### Information shown

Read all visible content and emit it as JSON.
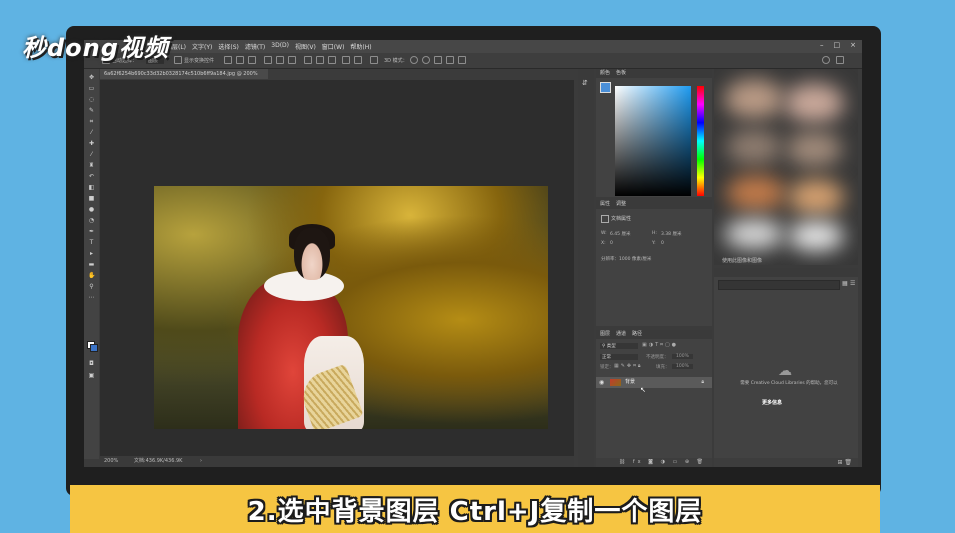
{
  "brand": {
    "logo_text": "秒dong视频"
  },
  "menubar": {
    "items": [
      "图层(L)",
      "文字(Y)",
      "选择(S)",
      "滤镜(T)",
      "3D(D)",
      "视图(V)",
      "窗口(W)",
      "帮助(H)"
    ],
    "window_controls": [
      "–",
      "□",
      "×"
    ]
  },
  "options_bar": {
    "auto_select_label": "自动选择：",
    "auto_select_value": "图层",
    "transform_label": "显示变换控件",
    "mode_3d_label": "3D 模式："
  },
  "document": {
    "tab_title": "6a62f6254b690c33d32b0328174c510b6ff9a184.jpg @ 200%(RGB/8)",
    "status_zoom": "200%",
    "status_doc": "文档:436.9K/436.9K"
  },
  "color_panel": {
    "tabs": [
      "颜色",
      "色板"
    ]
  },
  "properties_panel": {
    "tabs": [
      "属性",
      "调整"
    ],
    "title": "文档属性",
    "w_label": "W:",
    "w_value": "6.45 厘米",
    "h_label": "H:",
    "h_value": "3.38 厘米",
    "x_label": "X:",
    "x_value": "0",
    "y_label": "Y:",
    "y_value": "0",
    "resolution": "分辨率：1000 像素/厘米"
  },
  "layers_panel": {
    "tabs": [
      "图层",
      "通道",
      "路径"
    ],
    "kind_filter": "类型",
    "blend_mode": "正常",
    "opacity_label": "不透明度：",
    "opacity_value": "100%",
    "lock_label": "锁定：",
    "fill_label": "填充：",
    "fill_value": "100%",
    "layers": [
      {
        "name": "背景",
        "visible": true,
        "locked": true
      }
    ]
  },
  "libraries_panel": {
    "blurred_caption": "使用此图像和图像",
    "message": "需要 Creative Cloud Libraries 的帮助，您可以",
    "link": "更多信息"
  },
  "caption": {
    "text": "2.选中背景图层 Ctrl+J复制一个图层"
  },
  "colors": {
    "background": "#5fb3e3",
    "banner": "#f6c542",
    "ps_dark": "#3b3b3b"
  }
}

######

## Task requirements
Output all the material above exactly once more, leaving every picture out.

## Answer box
Read all visible content and emit it as JSON.
{
  "brand": {
    "logo_text": "秒dong视频"
  },
  "menubar": {
    "items": [
      "图层(L)",
      "文字(Y)",
      "选择(S)",
      "滤镜(T)",
      "3D(D)",
      "视图(V)",
      "窗口(W)",
      "帮助(H)"
    ],
    "window_controls": [
      "–",
      "□",
      "×"
    ]
  },
  "options_bar": {
    "auto_select_label": "自动选择：",
    "auto_select_value": "图层",
    "transform_label": "显示变换控件",
    "mode_3d_label": "3D 模式："
  },
  "document": {
    "tab_title": "6a62f6254b690c33d32b0328174c510b6ff9a184.jpg @ 200%(RGB/8)",
    "status_zoom": "200%",
    "status_doc": "文档:436.9K/436.9K"
  },
  "color_panel": {
    "tabs": [
      "颜色",
      "色板"
    ]
  },
  "properties_panel": {
    "tabs": [
      "属性",
      "调整"
    ],
    "title": "文档属性",
    "w_label": "W:",
    "w_value": "6.45 厘米",
    "h_label": "H:",
    "h_value": "3.38 厘米",
    "x_label": "X:",
    "x_value": "0",
    "y_label": "Y:",
    "y_value": "0",
    "resolution": "分辨率：1000 像素/厘米"
  },
  "layers_panel": {
    "tabs": [
      "图层",
      "通道",
      "路径"
    ],
    "kind_filter": "类型",
    "blend_mode": "正常",
    "opacity_label": "不透明度：",
    "opacity_value": "100%",
    "lock_label": "锁定：",
    "fill_label": "填充：",
    "fill_value": "100%",
    "layers": [
      {
        "name": "背景",
        "visible": true,
        "locked": true
      }
    ]
  },
  "libraries_panel": {
    "blurred_caption": "使用此图像和图像",
    "message": "需要 Creative Cloud Libraries 的帮助，您可以",
    "link": "更多信息"
  },
  "caption": {
    "text": "2.选中背景图层 Ctrl+J复制一个图层"
  },
  "colors": {
    "background": "#5fb3e3",
    "banner": "#f6c542",
    "ps_dark": "#3b3b3b"
  }
}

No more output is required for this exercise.